Facts: The parties, both 50 years old, were divorced after a 26-year marriage. Husband earned $35,000 annually while Wife earned $23,000. One month before the separation, Husband, in contemplation of divorce and knowing that Wife would take the marital residence upon divorce, took out a second mortgage on the marital residence to pay off various debts. The parties agreed to equally divide certain assets but could not agree on some of the more valuable ones. The trial court awarded 63.2% of the marital estate to Wife and 36.8% to Husband. The trial court also made a modest alimony award to Wife. Husband appealed.
On Appeal: The Court of Appeals affirmed the trial court.
Property Division. Husband argued the trial court erred failing to divide the marital estate equally. The Court concluded:
The trial court began by considering that this was a lengthy marriage — a factor that, standing alone, might support a more equal division of the assets, as Husband suggests. Other factors including age, physical and mental health, and employability also weigh equally in favor of both parties. Neither did either party bring any notable assets to the marriage or have any significant separate property. The trial court found, however, that a consideration of wife’s financial need, Husband’s earning capacity, and both parties’ economic situation at the time of the divorce favored a disparate division of the parties’ property in favor of Wife.
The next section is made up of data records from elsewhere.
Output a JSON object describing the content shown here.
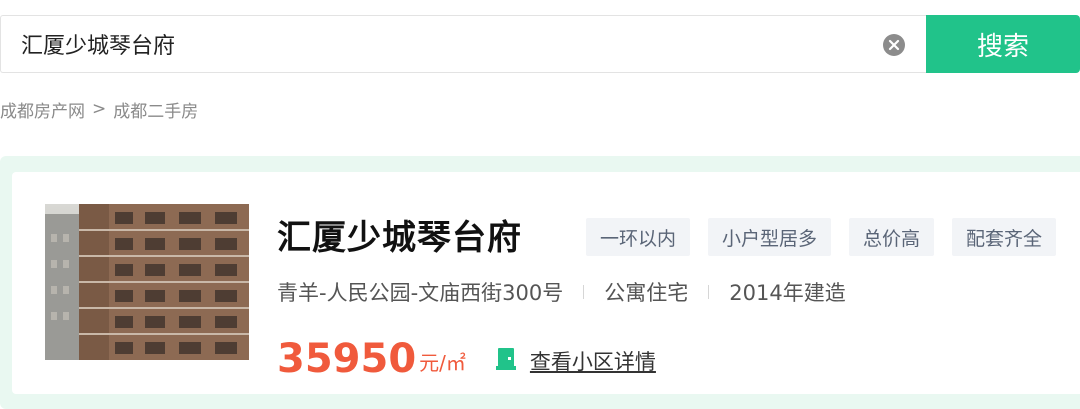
{
  "search": {
    "value": "汇厦少城琴台府",
    "button_label": "搜索"
  },
  "breadcrumb": {
    "items": [
      "成都房产网",
      "成都二手房"
    ],
    "separator": ">"
  },
  "listing": {
    "title": "汇厦少城琴台府",
    "tags": [
      "一环以内",
      "小户型居多",
      "总价高",
      "配套齐全"
    ],
    "address": "青羊-人民公园-文庙西街300号",
    "property_type": "公寓住宅",
    "build_year": "2014年建造",
    "price": "35950",
    "price_unit": "元/㎡",
    "detail_link": "查看小区详情",
    "detail_icon": "door-icon",
    "image": "building-photo"
  },
  "colors": {
    "accent": "#21c38a",
    "price": "#f05a3c",
    "card_bg": "#e9f8f1",
    "tag_bg": "#f2f4f7"
  }
}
The evidence showed that Wife worked as she had throughout the marriage, but was operating at a deficit each month. Husband, on the other hand, earned nearly twice Wife’s monthly income, and admittedly was able to continue paying the mortgage and child support and have money remaining each month. Moreover, although neither party had sought different employment since their separation, Husband had a demonstrated capacity to earn a higher salary, while there was no evidence that Wife had an ability to improve her economic circumstances. . . .
The evidence showed that these parties lived a seemingly comfortable, relatively frugal lifestyle together for nearly three decades. The trial court found that Wife was entitled to a greater share of the nest egg the parties had built together based on her needs and the economic circumstance that she unfortunately experienced as a direct result of the divorce. . . .
In summary, the overall equities between the parties support a disproportionate award of the net marital estate to Wife. While many of the relevant factors do not favor one spouse over the other, a consideration of Wife’s need, Husband’s earning capacity, and both parties’ economic circumstances support a greater award to Wife.
Alimony. Husband argued the trial court erred in awarding Wife any alimony whatsoever. The trial court ruled as follows:
Husband will pay wife — since the house payment will be paid by the husband, she still has a need of approximately $450.00 a month as long as she’s receiving the child support payment also, so husband will pay her $450.00 per month as alimony in futuro. And after the child support ceases in ten months, the alimony in futuro will increase to $700.00 a month. There’s no reason . . . the wife[‘s] standard of living . . . should decrease in such a fashion after this divorce. Her bare bones affidavit of monthly income and expenses will change because she will need a new car with the one she has having such high mileage on it. She may have expenses that come up unexpectedly such as medical or things in the future. The parties had a standard of living that was not extravagant and I think that would be equitable because he has an ability to pay at least $1,470.00 a month at his current income level after child support, and having to share that with his wife would be the equitable thing to do for alimony.
The Court rejected Husband’s argument, stating:
It is apparent to us that the trial court further considered relevant the parties’ standard of living during the marriage and Husband’s marital fault in fashioning its alimony award — the court expressly acknowledged Husband’s relationship with the girlfriend that had led him to leave Wife and concluded that there was no reason, given Husband’s available income, that Wife’s standard of living should decrease as a result of the unexpected end of her marriage. As the trial court put it, after 26 years of marriage, Wife, “through no fault of her own,” was faced with the reality that she could not maintain her former standard of living on her own. For all these reasons, the trial court found that Wife was entitled to the assistance from Husband that he could afford to pay. The evidence does not preponderate against the trial court’s finding.
This case is of interest because it is rare to see such a lopsided division of property in a marriage of this length. This goes to show that it can happen in certain situations.
Information provided by K.O. Herston, Tennessee Divorce Lawyer.